After Japan's attack on Pearl Harbor on December 7, 1941, leading to the United States' entry into World War II, President Franklin D. Roosevelt signed Executive Order 9066 on February 19, 1942. The Order authorized the establishment of military areas encompassing most of the West Coast of the United States, "from which any or all persons may be excluded." This allowed for the removal from these areas of Japanese Americans and those of Japanese descent. This was done out of fear that they might support Japan in the war. In March 1942, President Roosevelt signed Executive Order 9102, which established the War Relocation Authority, the federal agency responsible for the evacuation, relocation, and internment of Japanese Americans and the construction and administration of relocation centers throughout the U.S. The U.S. military supported Executive Order 9066 by assembling and transporting the evacuees. Through Executive Order 9066 came Proclamation No.1, which was initially a policy of voluntary participation to relocate; however, the relocation soon became mandatory forcing some 120,000 Japanese Americans and those of Japanese ancestry to move to 10 inland war relocation centers across the nation.

The Poston Elementary School symbolized the desire of the Poston Relocation Center residents to continue their children's education while interned. Both Caucasian and Japanese staff worked at the school, but it struggled with teacher retention. When it opened, the school lacked basic supplies as well as heat during the winter. School conditions gradually improved, and some students graduated and went on to college. Japanese American students attended the Poston schools until the closure of the Poston Relocation Center in 1945. From 1949 to 1980, the Colorado River Indian Tribes and the local school district utilized the Poston I Elementary School buildings which functioned as a community center.

Today, most of the land around the relocation center is irrigated farm fields. Visitors can see a memorial monument erected to mark the site of the relocation center, the existing Poston Elementary School complex, ruins of the associated auditorium, a machine shop, and portions of four other buildings. In addition, the sewage treatment plants at Poston Units I, II, and III are intact. Although many of the approximately 1,900 buildings constructed at the Poston Relocation Center are gone, remnants of foundations or slabs remain at all three units. In addition, a Memorial Monument dedicated to the internees marks the location of the relocation center.
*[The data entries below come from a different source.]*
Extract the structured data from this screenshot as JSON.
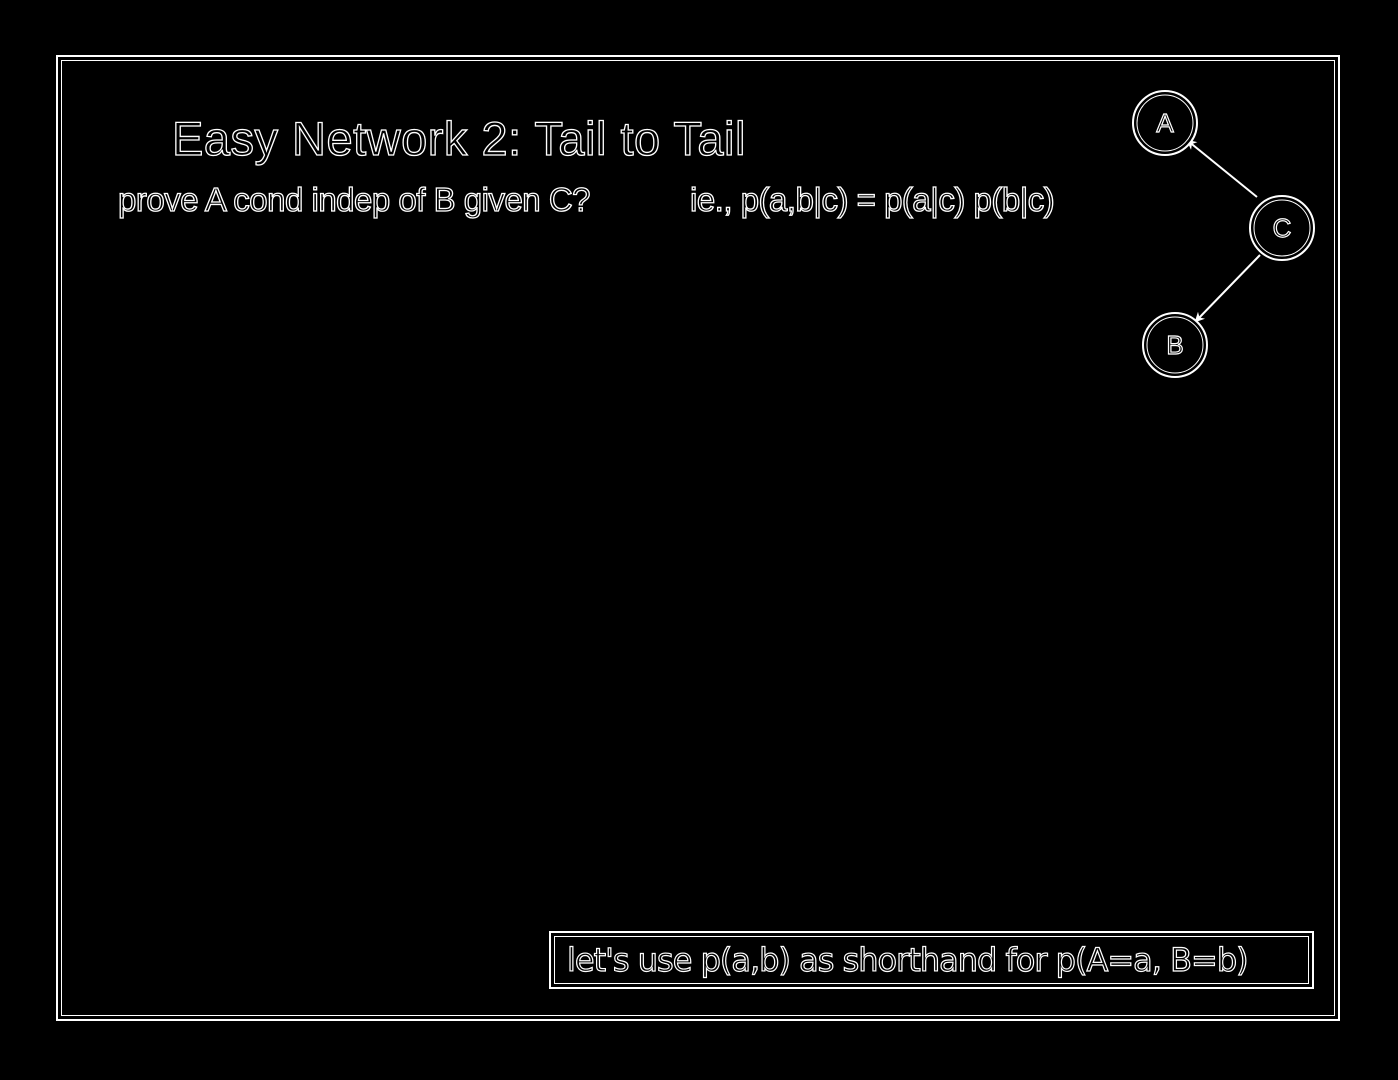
{
  "slide": {
    "title": "Easy Network 2: Tail to Tail",
    "question": "prove A cond indep of B given C?",
    "formula": "ie., p(a,b|c) = p(a|c) p(b|c)",
    "note": "let's use p(a,b) as shorthand for p(A=a, B=b)"
  },
  "diagram": {
    "nodes": [
      {
        "id": "A",
        "label": "A"
      },
      {
        "id": "C",
        "label": "C"
      },
      {
        "id": "B",
        "label": "B"
      }
    ],
    "edges": [
      {
        "from": "C",
        "to": "A"
      },
      {
        "from": "C",
        "to": "B"
      }
    ]
  },
  "colors": {
    "background": "#000000",
    "foreground": "#ffffff"
  }
}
The detainee-built irrigation system is still in use and many buildings that were moved from the relocation center are used as utility buildings in the surrounding community.

Poston Elementary School, Unit I, a National Historic Landmark, is located on the Colorado River Indian Tribes Reservation at 26600 Mohave Road in Parker, AZ. For more information, visit the Colorado Indian Tribe's tourism website. 

Last updated: March 11, 2019